Published2 hours ago
How do you do a selection when an election is tied? In Kentucky, a coin toss will do the trick, according to state law.
Not one, but two contests had resort to this method this week – one for a council seat, another for a magistrate.
The races were among many local elections that were held during the US midterm elections.
And on both occasions candidates were more than happy with the 50-50 chance provided by a flip and gravity.
The first took place in Breckinridge County – a small county south-west of Louisville – where candidates David Albright and Ronnie Robinson were vying for Fourth District magistrate.
Each of them received 572 votes, according to local reports, and the two agreed that one would flip a coin while the other chooses heads or tails to decide the winner.

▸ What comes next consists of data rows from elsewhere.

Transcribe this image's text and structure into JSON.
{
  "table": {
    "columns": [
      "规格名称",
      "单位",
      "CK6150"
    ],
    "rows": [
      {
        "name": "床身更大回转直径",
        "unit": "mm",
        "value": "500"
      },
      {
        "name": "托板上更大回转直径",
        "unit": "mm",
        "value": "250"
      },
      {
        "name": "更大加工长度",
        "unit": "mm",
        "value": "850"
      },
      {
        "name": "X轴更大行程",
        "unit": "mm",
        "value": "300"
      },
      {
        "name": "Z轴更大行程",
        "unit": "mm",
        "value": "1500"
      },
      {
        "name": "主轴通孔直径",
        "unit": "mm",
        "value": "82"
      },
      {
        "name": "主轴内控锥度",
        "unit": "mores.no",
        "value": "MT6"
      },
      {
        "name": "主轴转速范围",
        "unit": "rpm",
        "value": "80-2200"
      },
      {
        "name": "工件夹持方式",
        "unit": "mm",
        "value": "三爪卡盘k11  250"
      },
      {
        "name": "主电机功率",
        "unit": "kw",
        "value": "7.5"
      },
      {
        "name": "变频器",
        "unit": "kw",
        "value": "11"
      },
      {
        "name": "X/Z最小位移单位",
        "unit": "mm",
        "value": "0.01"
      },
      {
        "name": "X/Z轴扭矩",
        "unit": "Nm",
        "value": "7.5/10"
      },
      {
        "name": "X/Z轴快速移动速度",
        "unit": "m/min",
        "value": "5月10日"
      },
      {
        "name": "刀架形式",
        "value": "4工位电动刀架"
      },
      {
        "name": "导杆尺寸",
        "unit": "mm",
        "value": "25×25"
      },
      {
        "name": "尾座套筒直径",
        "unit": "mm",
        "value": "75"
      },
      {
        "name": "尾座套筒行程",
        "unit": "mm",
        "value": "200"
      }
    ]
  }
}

Albright, who called heads, won.
In the race in nearby Muldraugh, a city council seat was also decided by a coin toss.
Candidates Deborah Noel and Sharon Hodge were asked by the local county clerk to choose heads or tails before the clerk flipped the coin.
Heads came out on top again, and Ms Noel will sit on the city council.